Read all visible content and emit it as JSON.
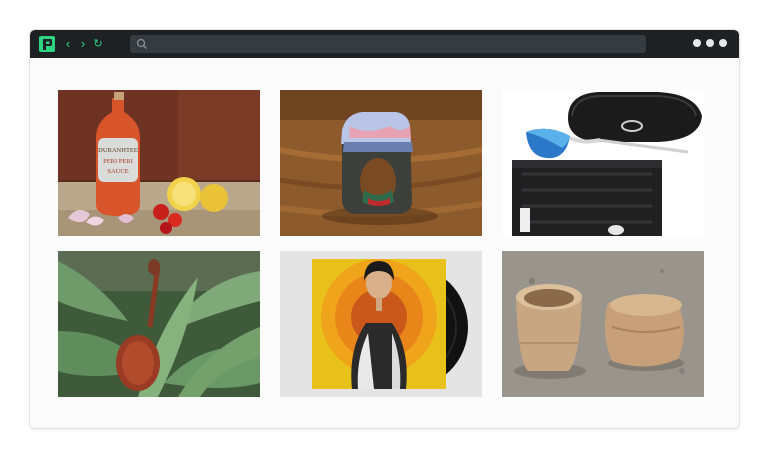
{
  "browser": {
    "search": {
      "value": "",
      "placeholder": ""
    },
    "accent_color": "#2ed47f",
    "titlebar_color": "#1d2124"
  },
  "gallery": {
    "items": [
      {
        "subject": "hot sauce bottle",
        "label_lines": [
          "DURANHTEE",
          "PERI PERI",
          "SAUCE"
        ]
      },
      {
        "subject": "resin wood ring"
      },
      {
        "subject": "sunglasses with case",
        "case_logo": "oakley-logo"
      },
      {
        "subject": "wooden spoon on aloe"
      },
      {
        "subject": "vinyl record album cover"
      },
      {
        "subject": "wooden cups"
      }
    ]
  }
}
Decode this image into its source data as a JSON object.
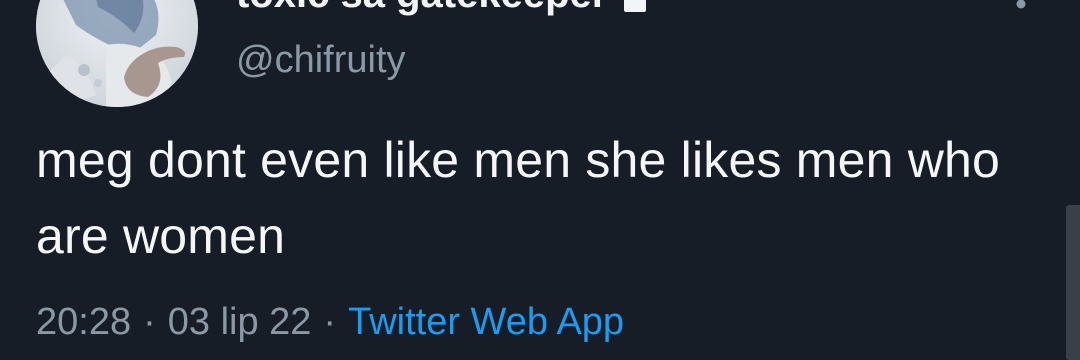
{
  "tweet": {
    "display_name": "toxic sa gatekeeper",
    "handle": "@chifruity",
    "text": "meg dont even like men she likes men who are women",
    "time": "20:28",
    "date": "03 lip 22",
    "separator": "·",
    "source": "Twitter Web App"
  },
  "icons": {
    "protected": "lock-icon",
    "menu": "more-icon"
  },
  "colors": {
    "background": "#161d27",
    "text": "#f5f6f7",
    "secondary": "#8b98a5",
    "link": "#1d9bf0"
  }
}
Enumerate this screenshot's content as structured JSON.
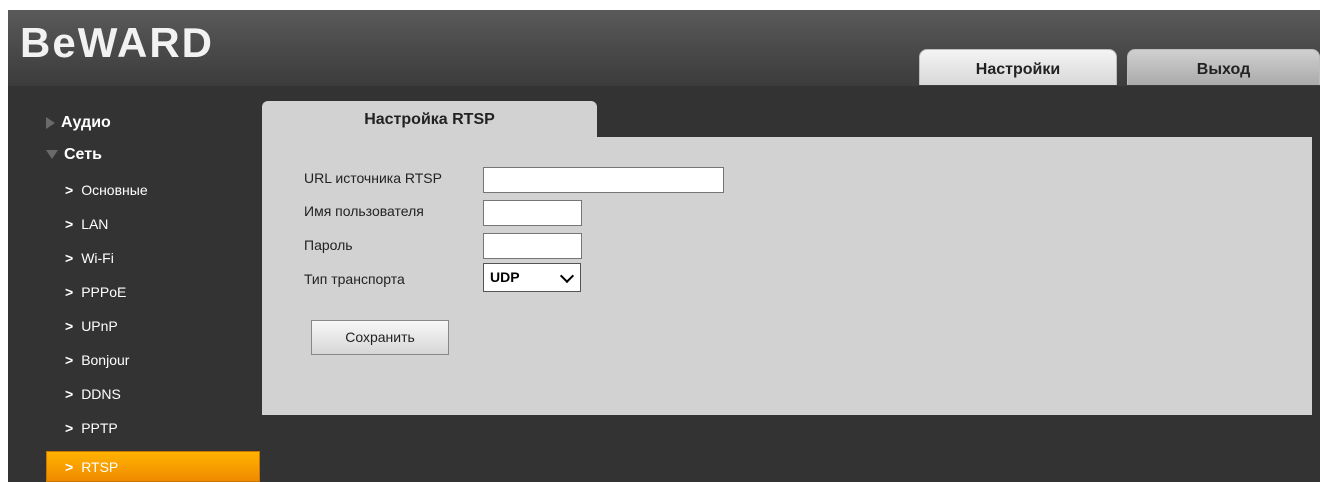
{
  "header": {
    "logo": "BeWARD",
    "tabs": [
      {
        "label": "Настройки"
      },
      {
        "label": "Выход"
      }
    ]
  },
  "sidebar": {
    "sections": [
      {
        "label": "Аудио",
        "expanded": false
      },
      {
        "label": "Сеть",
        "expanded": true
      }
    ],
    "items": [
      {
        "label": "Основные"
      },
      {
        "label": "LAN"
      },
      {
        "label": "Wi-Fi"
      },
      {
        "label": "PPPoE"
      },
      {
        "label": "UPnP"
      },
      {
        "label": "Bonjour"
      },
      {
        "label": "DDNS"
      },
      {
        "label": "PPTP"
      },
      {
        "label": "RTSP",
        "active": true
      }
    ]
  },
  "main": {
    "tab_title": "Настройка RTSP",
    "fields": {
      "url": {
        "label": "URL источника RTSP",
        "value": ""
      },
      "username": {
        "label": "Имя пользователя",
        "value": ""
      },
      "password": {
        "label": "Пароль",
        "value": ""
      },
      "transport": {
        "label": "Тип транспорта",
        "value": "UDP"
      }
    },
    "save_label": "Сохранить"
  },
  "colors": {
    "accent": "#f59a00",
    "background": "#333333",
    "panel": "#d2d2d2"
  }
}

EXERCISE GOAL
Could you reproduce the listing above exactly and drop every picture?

EXERCISE OUTPUT
Read all visible content and emit it as JSON.
{
  "browser": {
    "search": {
      "value": "",
      "placeholder": ""
    },
    "accent_color": "#2ed47f",
    "titlebar_color": "#1d2124"
  },
  "gallery": {
    "items": [
      {
        "subject": "hot sauce bottle",
        "label_lines": [
          "DURANHTEE",
          "PERI PERI",
          "SAUCE"
        ]
      },
      {
        "subject": "resin wood ring"
      },
      {
        "subject": "sunglasses with case",
        "case_logo": "oakley-logo"
      },
      {
        "subject": "wooden spoon on aloe"
      },
      {
        "subject": "vinyl record album cover"
      },
      {
        "subject": "wooden cups"
      }
    ]
  }
}
Decode this image into its source data as a JSON object.
{
  "tweet": {
    "display_name": "toxic sa gatekeeper",
    "handle": "@chifruity",
    "text": "meg dont even like men she likes men who are women",
    "time": "20:28",
    "date": "03 lip 22",
    "separator": "·",
    "source": "Twitter Web App"
  },
  "icons": {
    "protected": "lock-icon",
    "menu": "more-icon"
  },
  "colors": {
    "background": "#161d27",
    "text": "#f5f6f7",
    "secondary": "#8b98a5",
    "link": "#1d9bf0"
  }
}
Enumerate this screenshot's content as structured JSON.
{
  "header": {
    "logo": "BeWARD",
    "tabs": [
      {
        "label": "Настройки"
      },
      {
        "label": "Выход"
      }
    ]
  },
  "sidebar": {
    "sections": [
      {
        "label": "Аудио",
        "expanded": false
      },
      {
        "label": "Сеть",
        "expanded": true
      }
    ],
    "items": [
      {
        "label": "Основные"
      },
      {
        "label": "LAN"
      },
      {
        "label": "Wi-Fi"
      },
      {
        "label": "PPPoE"
      },
      {
        "label": "UPnP"
      },
      {
        "label": "Bonjour"
      },
      {
        "label": "DDNS"
      },
      {
        "label": "PPTP"
      },
      {
        "label": "RTSP",
        "active": true
      }
    ]
  },
  "main": {
    "tab_title": "Настройка RTSP",
    "fields": {
      "url": {
        "label": "URL источника RTSP",
        "value": ""
      },
      "username": {
        "label": "Имя пользователя",
        "value": ""
      },
      "password": {
        "label": "Пароль",
        "value": ""
      },
      "transport": {
        "label": "Тип транспорта",
        "value": "UDP"
      }
    },
    "save_label": "Сохранить"
  },
  "colors": {
    "accent": "#f59a00",
    "background": "#333333",
    "panel": "#d2d2d2"
  }
}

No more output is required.